If allowed to persist, problems such as kidney calcification could lead to renal
failure. In the extreme case lifespans could become shorter than the time required to reach reproductive age. This would result in extinction of the species
One doesn’t have look too far to decode this CO2-demonizing madness:
The main aim of this paper was to explore the question of toxicity for human breathing at levels of CO2 that could be attained with the continued unabated rise in atmospheric CO2 associated with climate change.
Back in the real world, what the results of the Satish-associated studies mean is not clear as their low CO2 findings are not yet reproducibly observed.
As Stanovic et al note:
On the other hand, several investigations have contradicted these observations entirely, finding no consistent relationships between CO2 exposure and either cognitive or motor functioning, in terms of speed, accuracy, or throughput.
The authors conclude:
While many studies have thus far addressed the impact of CO2 concentration on cognition, the inconsistent and contradictory nature of current findings limits the ability to draw firm conclusions about the impact of elevated CO2 exposure on sleep, cognition, and psychomotor performance.
In conclusion, the effects of low CO2 – in the 1000 ppm range – are mild, inconsistent, and mostly nonexistent in adapted individuals as almost all people working indoors are bound to be.
More importantly, they are not enough to label CO2 as being toxic at such concentrations.

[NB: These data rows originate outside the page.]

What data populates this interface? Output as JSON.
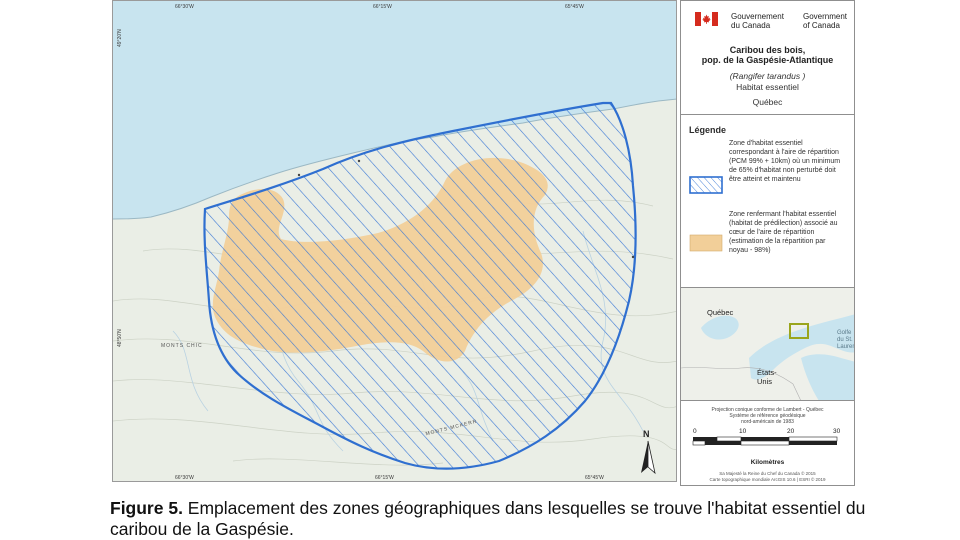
{
  "map": {
    "coords": {
      "top_1": "66°30'W",
      "top_2": "66°15'W",
      "top_3": "65°45'W",
      "left_1": "49°20'N",
      "left_2": "48°50'N",
      "bottom_1": "66°30'W",
      "bottom_2": "66°15'W",
      "bottom_3": "65°45'W"
    },
    "places": {
      "monts_chic": "MONTS CHIC",
      "monts_mckerr": "MONTS MCKERR"
    },
    "north_letter": "N"
  },
  "panel": {
    "gov_en": [
      "Government",
      "of Canada"
    ],
    "gov_fr": [
      "Gouvernement",
      "du Canada"
    ],
    "title_1": "Caribou des bois,",
    "title_2": "pop. de la Gaspésie-Atlantique",
    "species": "(Rangifer tarandus )",
    "habitat": "Habitat essentiel",
    "province": "Québec",
    "legend": {
      "title": "Légende",
      "item_1": "Zone d'habitat essentiel correspondant à l'aire de répartition (PCM 99% + 10km) où un minimum de 65% d'habitat non perturbé doit être atteint et maintenu",
      "item_2": "Zone renfermant l'habitat essentiel (habitat de prédilection) associé au cœur de l'aire de répartition (estimation de la répartition par noyau - 98%)"
    },
    "inset": {
      "quebec": "Québec",
      "usa_1": "États-",
      "usa_2": "Unis",
      "gulf": "Golfe du St. Laurent"
    },
    "projection": [
      "Projection conique conforme de Lambert - Québec",
      "Système de référence géodésique",
      "nord-américain de 1983"
    ],
    "scale": {
      "ticks": [
        "0",
        "10",
        "20",
        "30"
      ],
      "unit": "Kilomètres"
    },
    "copyright": [
      "Sa Majesté la Reine du Chef du Canada © 2015",
      "Carte topographique mondiale ArcGIS 10.6 | ESRI © 2019"
    ]
  },
  "caption": {
    "label": "Figure 5.",
    "text": " Emplacement des zones géographiques dans lesquelles se trouve l'habitat essentiel du caribou de la Gaspésie."
  },
  "colors": {
    "water": "#c8e4ef",
    "land": "#eaeee6",
    "hatch_border": "#2f6fd0",
    "core_fill": "#f2cf99",
    "flag_red": "#d52b1e",
    "inset_box": "#9aa51c"
  }
}
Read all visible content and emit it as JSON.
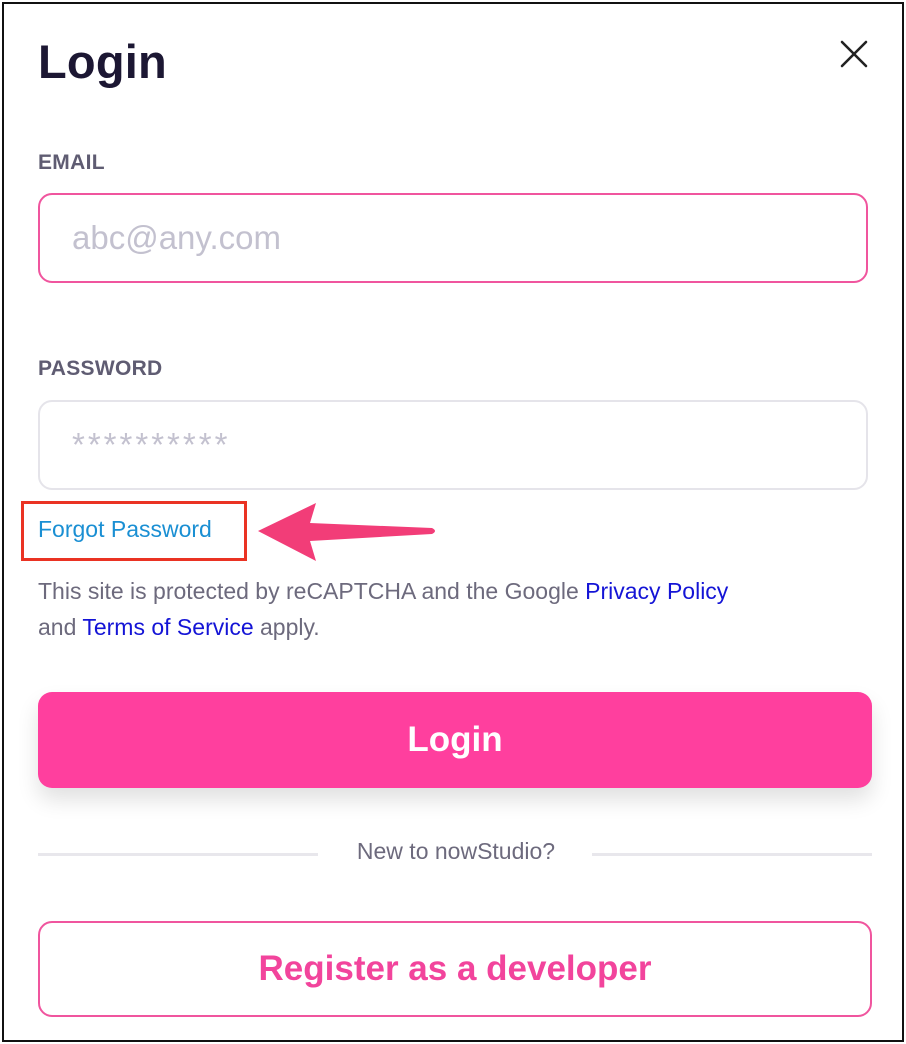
{
  "dialog": {
    "title": "Login",
    "close_icon": "close-icon"
  },
  "email": {
    "label": "EMAIL",
    "value": "",
    "placeholder": "abc@any.com"
  },
  "password": {
    "label": "PASSWORD",
    "value": "",
    "placeholder": "**********"
  },
  "forgot_password": {
    "label": "Forgot Password",
    "highlight_color": "#ea3323",
    "arrow_color": "#f23d78"
  },
  "notice": {
    "text_before": "This site is protected by reCAPTCHA and the Google",
    "privacy_link": "Privacy Policy",
    "text_middle": "and",
    "terms_link": "Terms of Service",
    "text_after": "apply."
  },
  "login_button": {
    "label": "Login"
  },
  "divider": {
    "text": "New to nowStudio?"
  },
  "register_button": {
    "label": "Register as a developer"
  },
  "colors": {
    "accent": "#ff3f9e",
    "title": "#1c1733",
    "link_forgot": "#1a8fd3",
    "link_policy": "#1414d6"
  }
}
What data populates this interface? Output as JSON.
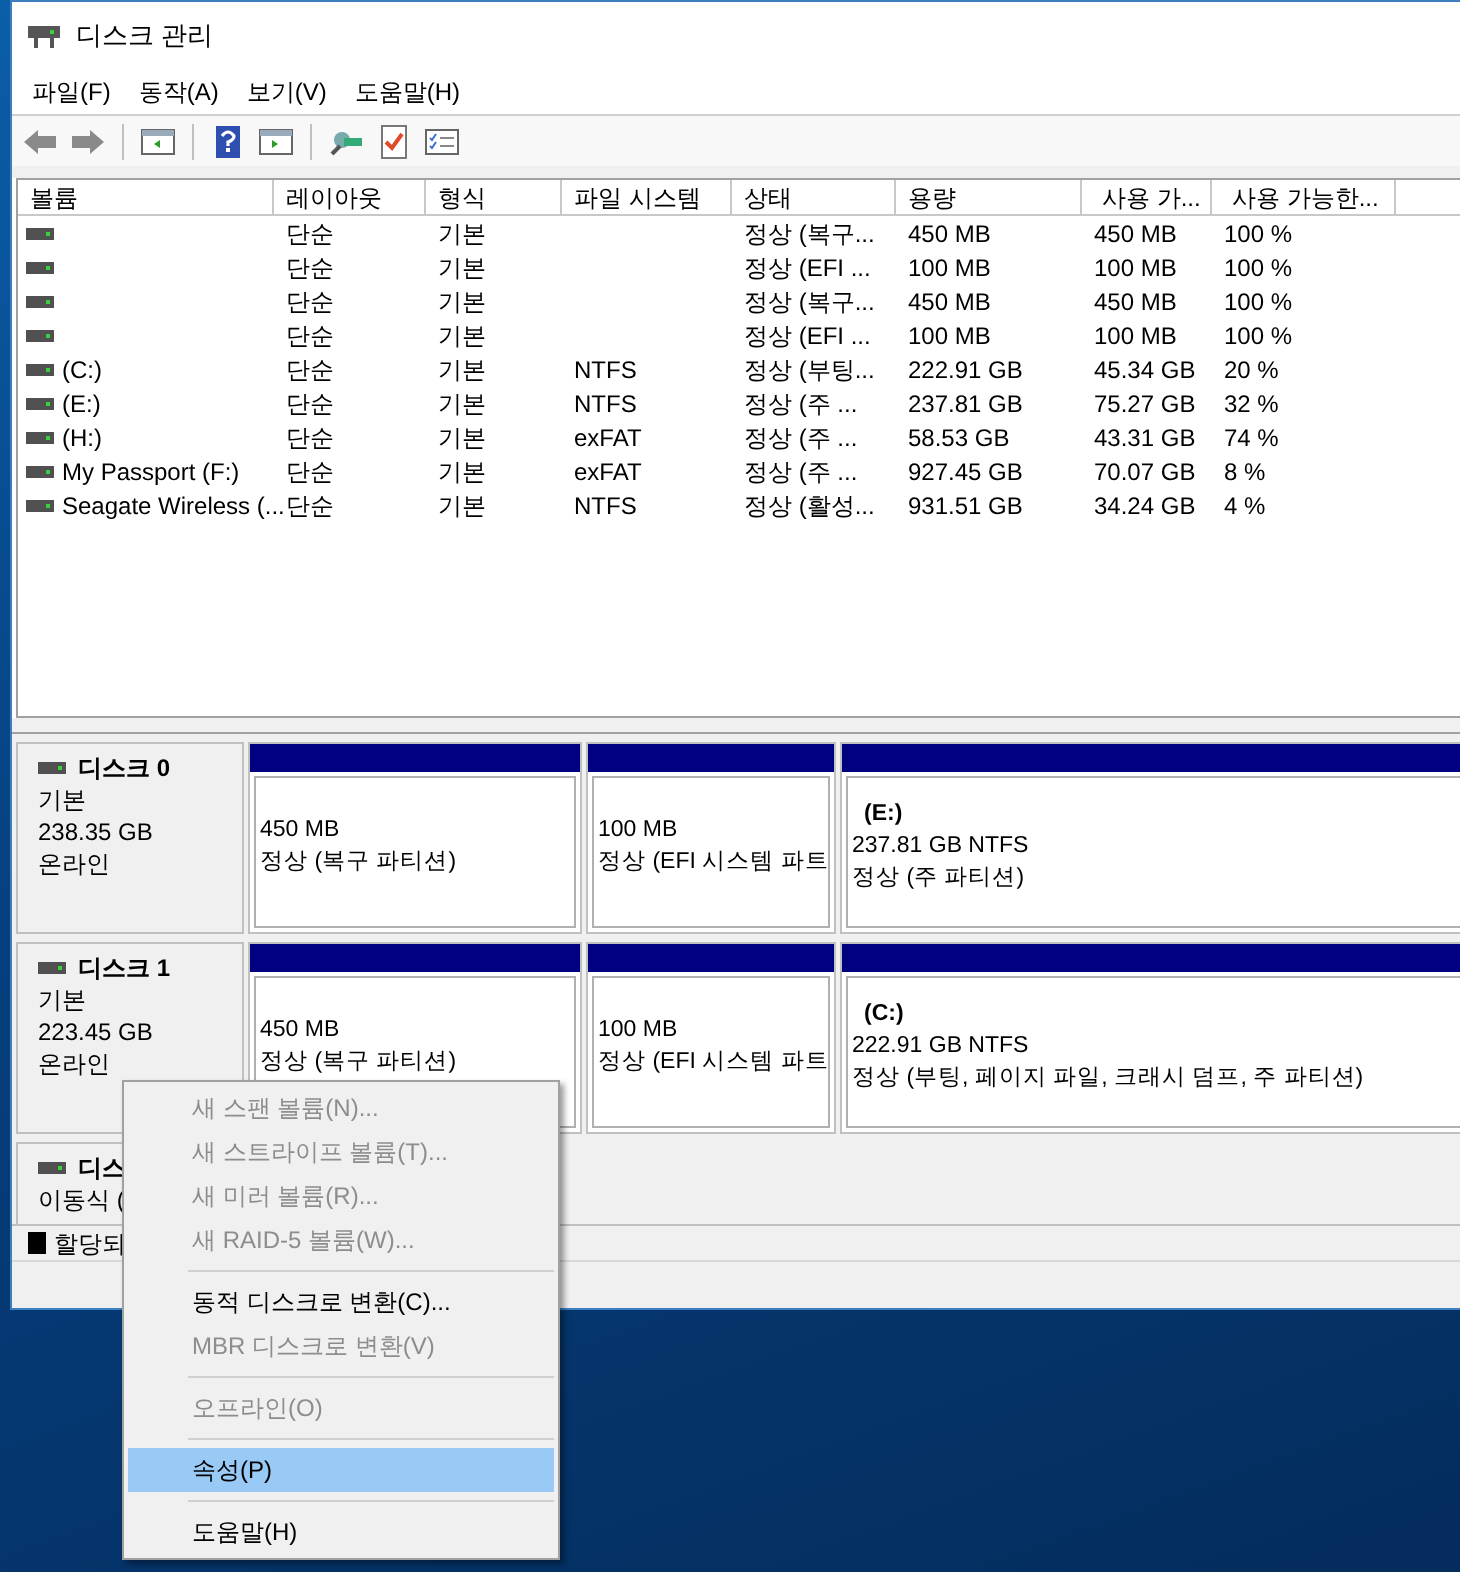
{
  "window": {
    "title": "디스크 관리"
  },
  "menu_bar": [
    "파일(F)",
    "동작(A)",
    "보기(V)",
    "도움말(H)"
  ],
  "volume_table": {
    "columns": [
      "볼륨",
      "레이아웃",
      "형식",
      "파일 시스템",
      "상태",
      "용량",
      "사용 가...",
      "사용 가능한..."
    ],
    "rows": [
      {
        "layout": "단순",
        "type": "기본",
        "status": "정상 (복구...",
        "capacity": "450 MB",
        "free": "450 MB",
        "free_pct": "100 %"
      },
      {
        "layout": "단순",
        "type": "기본",
        "status": "정상 (EFI ...",
        "capacity": "100 MB",
        "free": "100 MB",
        "free_pct": "100 %"
      },
      {
        "layout": "단순",
        "type": "기본",
        "status": "정상 (복구...",
        "capacity": "450 MB",
        "free": "450 MB",
        "free_pct": "100 %"
      },
      {
        "layout": "단순",
        "type": "기본",
        "status": "정상 (EFI ...",
        "capacity": "100 MB",
        "free": "100 MB",
        "free_pct": "100 %"
      },
      {
        "volume": "(C:)",
        "layout": "단순",
        "type": "기본",
        "file_system": "NTFS",
        "status": "정상 (부팅...",
        "capacity": "222.91 GB",
        "free": "45.34 GB",
        "free_pct": "20 %"
      },
      {
        "volume": "(E:)",
        "layout": "단순",
        "type": "기본",
        "file_system": "NTFS",
        "status": "정상 (주 ...",
        "capacity": "237.81 GB",
        "free": "75.27 GB",
        "free_pct": "32 %"
      },
      {
        "volume": "(H:)",
        "layout": "단순",
        "type": "기본",
        "file_system": "exFAT",
        "status": "정상 (주 ...",
        "capacity": "58.53 GB",
        "free": "43.31 GB",
        "free_pct": "74 %"
      },
      {
        "volume": "My Passport (F:)",
        "layout": "단순",
        "type": "기본",
        "file_system": "exFAT",
        "status": "정상 (주 ...",
        "capacity": "927.45 GB",
        "free": "70.07 GB",
        "free_pct": "8 %"
      },
      {
        "volume": "Seagate Wireless (...",
        "layout": "단순",
        "type": "기본",
        "file_system": "NTFS",
        "status": "정상 (활성...",
        "capacity": "931.51 GB",
        "free": "34.24 GB",
        "free_pct": "4 %"
      }
    ]
  },
  "disks": [
    {
      "name": "디스크 0",
      "type": "기본",
      "size": "238.35 GB",
      "status": "온라인",
      "partitions": [
        {
          "size": "450 MB",
          "status": "정상 (복구 파티션)"
        },
        {
          "size": "100 MB",
          "status": "정상 (EFI 시스템 파트"
        },
        {
          "label": "(E:)",
          "size": "237.81 GB NTFS",
          "status": "정상 (주 파티션)"
        }
      ]
    },
    {
      "name": "디스크 1",
      "type": "기본",
      "size": "223.45 GB",
      "status": "온라인",
      "partitions": [
        {
          "size": "450 MB",
          "status": "정상 (복구 파티션)"
        },
        {
          "size": "100 MB",
          "status": "정상 (EFI 시스템 파트"
        },
        {
          "label": "(C:)",
          "size": "222.91 GB NTFS",
          "status": "정상 (부팅, 페이지 파일, 크래시 덤프, 주 파티션)"
        }
      ]
    },
    {
      "name": "디스",
      "type": "이동식 ("
    }
  ],
  "legend": [
    {
      "label": "할당되",
      "color": "#000000"
    }
  ],
  "context_menu": [
    {
      "kind": "item",
      "label": "새 스팬 볼륨(N)...",
      "disabled": true,
      "selected": false
    },
    {
      "kind": "item",
      "label": "새 스트라이프 볼륨(T)...",
      "disabled": true,
      "selected": false
    },
    {
      "kind": "item",
      "label": "새 미러 볼륨(R)...",
      "disabled": true,
      "selected": false
    },
    {
      "kind": "item",
      "label": "새 RAID-5 볼륨(W)...",
      "disabled": true,
      "selected": false
    },
    {
      "kind": "separator"
    },
    {
      "kind": "item",
      "label": "동적 디스크로 변환(C)...",
      "disabled": false,
      "selected": false
    },
    {
      "kind": "item",
      "label": "MBR 디스크로 변환(V)",
      "disabled": true,
      "selected": false
    },
    {
      "kind": "separator"
    },
    {
      "kind": "item",
      "label": "오프라인(O)",
      "disabled": true,
      "selected": false
    },
    {
      "kind": "separator"
    },
    {
      "kind": "item",
      "label": "속성(P)",
      "disabled": false,
      "selected": true
    },
    {
      "kind": "separator"
    },
    {
      "kind": "item",
      "label": "도움말(H)",
      "disabled": false,
      "selected": false
    }
  ]
}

Lastly it shouldn’t require to be pointed out causal inferences cannot be drawn from observational studies when confounders are present, especially when the studies themselves make this clear.
1. Apte MG, Fisk WJ, and Daisey JM. Associations Between Indoor CO 2 Concentrations and Sick Building Syndrome Symptoms in US Office Buildings: An Analysis of the 1994-1996 BASE Study Data. Indoor air 2000.
2. Bierwirth P. Effects of rising carbon dioxide levels on human health via breathing toxicity – A critical issue that remains unapprehended. 2014.
3. Brian JE. Carbon dioxide and the cerebral circulation. Anesthesiology 1998.
4. Burge PS. Sick building syndrome. Occupational and Environmental Medicine 61: 185-190, 2004.
5. Daisey JM, Angell WJ, and Apte MG. Indoor air quality, ventilation and health symptoms in schools: an analysis of existing information. Indoor Air 13: 53-64, 2003.
6. Law J, Watkins S, and Alexander D. In-flight carbon dioxide exposures and related symptoms: association, susceptibility, and operational implications. NASA Technical Paper 2010.
7. Ramalho O, Wyart G, Mandin C, Blondeau P, Cabanes P-A, Leclerc N, Mullot J-U, Boulanger G, and Redaelli M. Association of carbon dioxide with indoor air pollutants and exceedance of health guideline values. Building and Environment 93: 115-124, 2015.
8. Satish U, Mendell MJ, Shekhar K, Hotchi T, Sullivan D, Streufert S, and Fisk WJ. Is CO2 an indoor pollutant? Direct effects of low-to-moderate CO2 concentrations on human decision-making performance. Environmental health perspectives 120: 1671-1677, 2012.
9. Stankovic A, Alexander D, Oman CM, and Schneiderman J. A Review of Cognitive and Behavioral Effects of Increased Carbon Dioxide Exposure in Humans. NASA Technical Paper 2016.
10. Wargocki P, Wyon DP, Sundell J, and Clausen G. The effects of outdoor air supply rate in an office on perceived air quality, sick building syndrome (SBS) symptoms and productivity. Indoor Air 2000.